* Required work:
Copy out each line of the material in which the word "лицо" can be found.
:::::
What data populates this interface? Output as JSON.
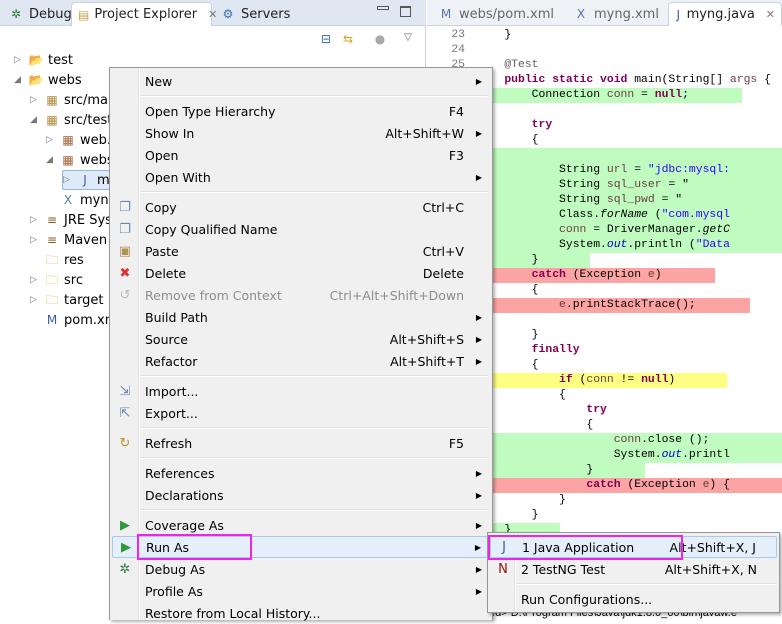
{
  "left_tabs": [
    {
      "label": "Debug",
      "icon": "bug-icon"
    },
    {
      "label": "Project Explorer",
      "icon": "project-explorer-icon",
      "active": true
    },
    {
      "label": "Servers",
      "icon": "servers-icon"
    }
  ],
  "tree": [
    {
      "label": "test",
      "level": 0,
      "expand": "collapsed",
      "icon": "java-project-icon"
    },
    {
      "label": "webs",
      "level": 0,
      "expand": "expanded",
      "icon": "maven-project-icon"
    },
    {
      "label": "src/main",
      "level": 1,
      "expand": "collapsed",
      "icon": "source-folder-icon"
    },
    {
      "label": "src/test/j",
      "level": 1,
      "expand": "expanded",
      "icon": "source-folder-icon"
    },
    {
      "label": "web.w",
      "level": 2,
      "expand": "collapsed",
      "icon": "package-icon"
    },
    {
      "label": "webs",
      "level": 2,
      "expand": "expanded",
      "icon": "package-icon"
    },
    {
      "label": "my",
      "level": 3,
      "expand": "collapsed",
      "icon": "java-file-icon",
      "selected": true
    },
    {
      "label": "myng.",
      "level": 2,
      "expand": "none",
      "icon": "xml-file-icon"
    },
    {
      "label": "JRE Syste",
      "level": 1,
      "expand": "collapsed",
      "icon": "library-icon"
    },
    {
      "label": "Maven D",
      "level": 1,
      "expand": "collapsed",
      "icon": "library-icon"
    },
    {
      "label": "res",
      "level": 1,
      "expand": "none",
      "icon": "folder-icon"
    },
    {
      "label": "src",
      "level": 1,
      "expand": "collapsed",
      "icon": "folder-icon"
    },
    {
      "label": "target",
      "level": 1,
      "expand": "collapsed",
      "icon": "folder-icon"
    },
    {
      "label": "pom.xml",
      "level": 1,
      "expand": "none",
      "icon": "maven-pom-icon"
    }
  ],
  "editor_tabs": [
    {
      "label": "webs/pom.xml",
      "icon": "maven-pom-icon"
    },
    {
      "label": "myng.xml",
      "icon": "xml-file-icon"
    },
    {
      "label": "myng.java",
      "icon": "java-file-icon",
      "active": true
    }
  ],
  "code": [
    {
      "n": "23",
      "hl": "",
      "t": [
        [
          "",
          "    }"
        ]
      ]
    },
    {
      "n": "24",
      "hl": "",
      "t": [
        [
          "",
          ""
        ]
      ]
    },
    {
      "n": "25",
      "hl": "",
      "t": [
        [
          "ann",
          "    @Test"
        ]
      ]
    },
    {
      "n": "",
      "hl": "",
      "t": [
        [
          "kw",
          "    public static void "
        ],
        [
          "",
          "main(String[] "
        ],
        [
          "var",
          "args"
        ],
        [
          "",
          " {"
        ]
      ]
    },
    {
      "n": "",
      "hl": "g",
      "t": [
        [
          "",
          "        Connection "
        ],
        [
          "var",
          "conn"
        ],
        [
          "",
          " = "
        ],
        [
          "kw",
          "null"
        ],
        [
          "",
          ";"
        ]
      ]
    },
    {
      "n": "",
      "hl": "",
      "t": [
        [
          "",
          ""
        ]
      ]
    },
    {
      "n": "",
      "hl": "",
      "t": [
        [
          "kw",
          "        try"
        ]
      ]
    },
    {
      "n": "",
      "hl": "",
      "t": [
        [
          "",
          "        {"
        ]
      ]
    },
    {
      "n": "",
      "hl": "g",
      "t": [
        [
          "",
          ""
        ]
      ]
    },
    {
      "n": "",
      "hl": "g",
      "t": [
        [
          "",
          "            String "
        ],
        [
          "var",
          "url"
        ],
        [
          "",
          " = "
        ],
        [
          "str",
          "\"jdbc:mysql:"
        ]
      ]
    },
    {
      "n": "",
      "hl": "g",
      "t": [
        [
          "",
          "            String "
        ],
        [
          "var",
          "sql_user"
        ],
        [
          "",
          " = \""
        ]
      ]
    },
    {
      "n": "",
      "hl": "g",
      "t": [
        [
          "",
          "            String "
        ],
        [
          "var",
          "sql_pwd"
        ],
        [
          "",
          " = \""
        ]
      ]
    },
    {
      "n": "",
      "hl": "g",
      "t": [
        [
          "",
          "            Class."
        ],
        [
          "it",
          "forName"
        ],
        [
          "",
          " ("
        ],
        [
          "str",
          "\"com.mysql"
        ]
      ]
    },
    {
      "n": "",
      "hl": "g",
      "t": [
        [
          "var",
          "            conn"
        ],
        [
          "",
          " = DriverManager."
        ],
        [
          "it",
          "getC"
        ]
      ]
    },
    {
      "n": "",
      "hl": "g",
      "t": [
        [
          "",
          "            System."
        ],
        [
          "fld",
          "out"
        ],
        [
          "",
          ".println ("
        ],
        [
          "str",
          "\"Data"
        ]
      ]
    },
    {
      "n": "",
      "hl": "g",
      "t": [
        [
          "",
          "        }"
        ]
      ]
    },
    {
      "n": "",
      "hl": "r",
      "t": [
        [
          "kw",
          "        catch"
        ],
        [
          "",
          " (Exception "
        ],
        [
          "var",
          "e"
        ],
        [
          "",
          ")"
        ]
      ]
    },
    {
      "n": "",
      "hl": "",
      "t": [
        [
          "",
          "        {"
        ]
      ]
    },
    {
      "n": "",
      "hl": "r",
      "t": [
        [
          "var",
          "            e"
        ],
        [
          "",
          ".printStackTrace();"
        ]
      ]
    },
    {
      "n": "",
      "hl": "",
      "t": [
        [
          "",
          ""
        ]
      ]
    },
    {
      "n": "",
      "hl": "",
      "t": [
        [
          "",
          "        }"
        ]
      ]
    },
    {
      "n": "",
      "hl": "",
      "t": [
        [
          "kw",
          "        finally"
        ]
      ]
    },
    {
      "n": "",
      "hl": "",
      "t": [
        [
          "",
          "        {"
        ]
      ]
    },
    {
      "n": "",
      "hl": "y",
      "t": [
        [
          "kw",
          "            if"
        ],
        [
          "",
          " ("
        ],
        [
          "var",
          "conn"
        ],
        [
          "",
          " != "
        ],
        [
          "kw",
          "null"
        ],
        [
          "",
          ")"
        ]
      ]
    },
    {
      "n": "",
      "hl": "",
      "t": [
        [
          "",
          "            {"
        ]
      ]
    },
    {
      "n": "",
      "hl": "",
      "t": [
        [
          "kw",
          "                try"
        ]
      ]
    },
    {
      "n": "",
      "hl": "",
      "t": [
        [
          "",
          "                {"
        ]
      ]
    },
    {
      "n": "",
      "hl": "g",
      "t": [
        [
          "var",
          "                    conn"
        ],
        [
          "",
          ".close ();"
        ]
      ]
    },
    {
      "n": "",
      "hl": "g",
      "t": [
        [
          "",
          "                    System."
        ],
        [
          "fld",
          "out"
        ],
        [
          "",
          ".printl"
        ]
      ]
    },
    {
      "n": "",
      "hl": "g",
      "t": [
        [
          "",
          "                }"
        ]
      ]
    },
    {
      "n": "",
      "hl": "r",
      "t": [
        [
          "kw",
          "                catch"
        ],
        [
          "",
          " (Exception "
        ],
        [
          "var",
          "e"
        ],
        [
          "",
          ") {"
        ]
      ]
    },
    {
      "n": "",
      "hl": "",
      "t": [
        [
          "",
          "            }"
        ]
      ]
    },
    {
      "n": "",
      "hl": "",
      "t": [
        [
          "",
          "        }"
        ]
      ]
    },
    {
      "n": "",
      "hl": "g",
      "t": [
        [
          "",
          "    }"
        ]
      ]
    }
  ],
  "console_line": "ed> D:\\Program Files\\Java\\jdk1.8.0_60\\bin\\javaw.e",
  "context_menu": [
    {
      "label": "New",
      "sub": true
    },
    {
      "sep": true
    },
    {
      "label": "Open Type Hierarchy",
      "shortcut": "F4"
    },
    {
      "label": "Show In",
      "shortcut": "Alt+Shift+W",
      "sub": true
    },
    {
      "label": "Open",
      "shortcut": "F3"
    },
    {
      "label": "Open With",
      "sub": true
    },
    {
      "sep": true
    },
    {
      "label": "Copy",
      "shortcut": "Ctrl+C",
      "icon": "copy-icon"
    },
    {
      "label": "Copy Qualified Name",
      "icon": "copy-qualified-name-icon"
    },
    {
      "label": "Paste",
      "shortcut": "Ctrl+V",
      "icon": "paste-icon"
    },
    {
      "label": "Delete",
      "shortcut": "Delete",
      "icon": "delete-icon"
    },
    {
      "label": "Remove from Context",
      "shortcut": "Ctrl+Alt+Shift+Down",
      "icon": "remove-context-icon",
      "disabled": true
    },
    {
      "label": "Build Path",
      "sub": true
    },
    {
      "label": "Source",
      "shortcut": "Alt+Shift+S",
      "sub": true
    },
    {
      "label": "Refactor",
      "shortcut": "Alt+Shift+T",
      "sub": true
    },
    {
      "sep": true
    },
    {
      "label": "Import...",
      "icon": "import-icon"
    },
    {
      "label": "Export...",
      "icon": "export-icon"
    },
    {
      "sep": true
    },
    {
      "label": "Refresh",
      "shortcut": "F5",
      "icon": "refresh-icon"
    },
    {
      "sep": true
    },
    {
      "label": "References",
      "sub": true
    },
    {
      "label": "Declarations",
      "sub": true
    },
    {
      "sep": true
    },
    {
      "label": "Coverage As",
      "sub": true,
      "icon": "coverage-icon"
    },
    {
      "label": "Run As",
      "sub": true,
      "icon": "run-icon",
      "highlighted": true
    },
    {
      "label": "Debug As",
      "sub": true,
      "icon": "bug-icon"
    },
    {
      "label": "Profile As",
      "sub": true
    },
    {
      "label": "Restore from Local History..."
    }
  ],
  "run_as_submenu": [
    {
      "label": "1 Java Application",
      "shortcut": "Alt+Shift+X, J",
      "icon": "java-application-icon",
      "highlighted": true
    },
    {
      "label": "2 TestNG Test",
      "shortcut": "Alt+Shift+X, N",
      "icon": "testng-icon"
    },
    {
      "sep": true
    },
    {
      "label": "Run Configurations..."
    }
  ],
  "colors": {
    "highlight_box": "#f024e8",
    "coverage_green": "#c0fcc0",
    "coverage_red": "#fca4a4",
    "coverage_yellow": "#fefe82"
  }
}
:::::
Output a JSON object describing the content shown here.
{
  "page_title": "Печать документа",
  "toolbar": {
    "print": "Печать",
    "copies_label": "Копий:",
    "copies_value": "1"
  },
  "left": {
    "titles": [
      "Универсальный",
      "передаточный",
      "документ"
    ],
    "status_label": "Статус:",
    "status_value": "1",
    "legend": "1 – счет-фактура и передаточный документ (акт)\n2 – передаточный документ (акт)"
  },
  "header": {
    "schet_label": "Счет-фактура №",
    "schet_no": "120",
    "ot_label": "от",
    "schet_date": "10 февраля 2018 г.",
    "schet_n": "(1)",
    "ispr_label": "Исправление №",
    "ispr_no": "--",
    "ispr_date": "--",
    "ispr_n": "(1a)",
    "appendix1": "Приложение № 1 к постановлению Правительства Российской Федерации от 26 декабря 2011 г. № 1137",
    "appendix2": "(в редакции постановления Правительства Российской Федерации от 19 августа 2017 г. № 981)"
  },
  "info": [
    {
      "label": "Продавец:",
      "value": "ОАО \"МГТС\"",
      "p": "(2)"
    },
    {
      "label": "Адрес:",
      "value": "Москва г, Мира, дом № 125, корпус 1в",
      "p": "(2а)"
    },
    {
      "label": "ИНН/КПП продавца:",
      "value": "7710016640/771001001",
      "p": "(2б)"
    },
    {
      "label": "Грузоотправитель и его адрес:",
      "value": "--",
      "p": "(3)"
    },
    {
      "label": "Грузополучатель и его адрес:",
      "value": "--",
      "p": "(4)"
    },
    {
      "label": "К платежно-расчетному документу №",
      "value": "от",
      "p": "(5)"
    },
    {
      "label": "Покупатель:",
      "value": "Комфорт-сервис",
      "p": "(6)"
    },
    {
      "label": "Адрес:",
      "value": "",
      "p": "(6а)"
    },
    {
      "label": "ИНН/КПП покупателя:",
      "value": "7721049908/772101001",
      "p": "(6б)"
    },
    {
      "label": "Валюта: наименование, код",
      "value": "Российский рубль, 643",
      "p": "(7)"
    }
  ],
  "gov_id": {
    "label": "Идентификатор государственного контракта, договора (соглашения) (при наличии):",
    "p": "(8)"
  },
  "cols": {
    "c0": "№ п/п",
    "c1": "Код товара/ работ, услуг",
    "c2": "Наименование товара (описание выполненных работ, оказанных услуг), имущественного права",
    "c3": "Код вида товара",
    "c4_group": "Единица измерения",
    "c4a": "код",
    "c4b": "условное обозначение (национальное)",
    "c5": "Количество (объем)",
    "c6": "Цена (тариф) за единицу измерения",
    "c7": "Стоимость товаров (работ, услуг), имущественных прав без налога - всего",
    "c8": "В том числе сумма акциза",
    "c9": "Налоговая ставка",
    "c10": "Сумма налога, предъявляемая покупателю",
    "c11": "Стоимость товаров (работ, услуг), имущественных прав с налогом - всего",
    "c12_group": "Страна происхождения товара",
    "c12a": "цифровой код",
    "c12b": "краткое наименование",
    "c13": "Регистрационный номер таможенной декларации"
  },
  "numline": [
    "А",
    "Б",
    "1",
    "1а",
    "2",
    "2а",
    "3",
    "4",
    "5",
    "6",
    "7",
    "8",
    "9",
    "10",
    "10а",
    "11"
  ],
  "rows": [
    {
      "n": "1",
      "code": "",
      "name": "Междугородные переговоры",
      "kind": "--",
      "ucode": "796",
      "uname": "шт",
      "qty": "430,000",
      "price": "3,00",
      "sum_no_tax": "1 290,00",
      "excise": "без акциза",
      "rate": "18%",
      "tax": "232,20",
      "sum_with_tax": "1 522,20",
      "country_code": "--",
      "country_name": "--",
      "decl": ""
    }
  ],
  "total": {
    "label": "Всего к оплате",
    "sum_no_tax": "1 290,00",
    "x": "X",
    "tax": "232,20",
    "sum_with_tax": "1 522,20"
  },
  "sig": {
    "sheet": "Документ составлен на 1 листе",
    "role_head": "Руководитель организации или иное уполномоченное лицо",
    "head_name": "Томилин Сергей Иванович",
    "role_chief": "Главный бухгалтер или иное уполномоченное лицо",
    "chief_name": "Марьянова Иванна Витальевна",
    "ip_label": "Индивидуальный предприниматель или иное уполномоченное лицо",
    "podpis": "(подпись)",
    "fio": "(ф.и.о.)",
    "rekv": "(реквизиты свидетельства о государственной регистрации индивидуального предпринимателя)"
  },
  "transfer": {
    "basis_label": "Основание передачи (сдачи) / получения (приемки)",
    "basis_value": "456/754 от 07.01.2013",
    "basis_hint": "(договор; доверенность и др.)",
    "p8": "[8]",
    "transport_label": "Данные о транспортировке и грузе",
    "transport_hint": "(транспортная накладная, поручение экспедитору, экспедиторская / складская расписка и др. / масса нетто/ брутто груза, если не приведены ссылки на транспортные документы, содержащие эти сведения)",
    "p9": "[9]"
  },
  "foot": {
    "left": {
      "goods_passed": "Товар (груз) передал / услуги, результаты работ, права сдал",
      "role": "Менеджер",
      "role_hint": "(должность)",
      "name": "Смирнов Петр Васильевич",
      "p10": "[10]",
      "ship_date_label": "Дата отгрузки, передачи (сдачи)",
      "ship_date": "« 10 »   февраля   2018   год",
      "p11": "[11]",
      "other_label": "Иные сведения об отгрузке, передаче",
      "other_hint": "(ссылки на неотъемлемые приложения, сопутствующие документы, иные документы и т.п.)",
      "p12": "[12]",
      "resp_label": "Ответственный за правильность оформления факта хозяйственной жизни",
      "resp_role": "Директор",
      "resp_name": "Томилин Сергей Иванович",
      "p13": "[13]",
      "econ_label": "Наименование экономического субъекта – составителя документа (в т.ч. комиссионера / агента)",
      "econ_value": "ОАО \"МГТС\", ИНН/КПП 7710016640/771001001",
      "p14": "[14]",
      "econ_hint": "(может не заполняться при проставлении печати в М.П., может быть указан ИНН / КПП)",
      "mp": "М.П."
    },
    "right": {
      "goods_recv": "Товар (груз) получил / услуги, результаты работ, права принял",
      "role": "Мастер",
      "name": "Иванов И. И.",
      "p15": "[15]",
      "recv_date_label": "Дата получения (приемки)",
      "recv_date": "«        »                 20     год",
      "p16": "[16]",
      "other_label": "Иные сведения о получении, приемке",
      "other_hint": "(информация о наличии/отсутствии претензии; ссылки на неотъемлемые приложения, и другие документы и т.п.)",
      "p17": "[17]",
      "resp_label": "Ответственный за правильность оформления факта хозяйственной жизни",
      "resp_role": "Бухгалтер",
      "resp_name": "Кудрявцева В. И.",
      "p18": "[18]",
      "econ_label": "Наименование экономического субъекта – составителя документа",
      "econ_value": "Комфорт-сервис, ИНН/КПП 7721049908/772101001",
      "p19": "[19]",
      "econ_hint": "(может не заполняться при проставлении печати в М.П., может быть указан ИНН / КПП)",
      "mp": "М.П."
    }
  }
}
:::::
* Answer box:
    "role_head": "Руководитель организации или иное уполномоченное лицо",
    "role_chief": "Главный бухгалтер или иное уполномоченное лицо",
    "ip_label": "Индивидуальный предприниматель или иное уполномоченное лицо",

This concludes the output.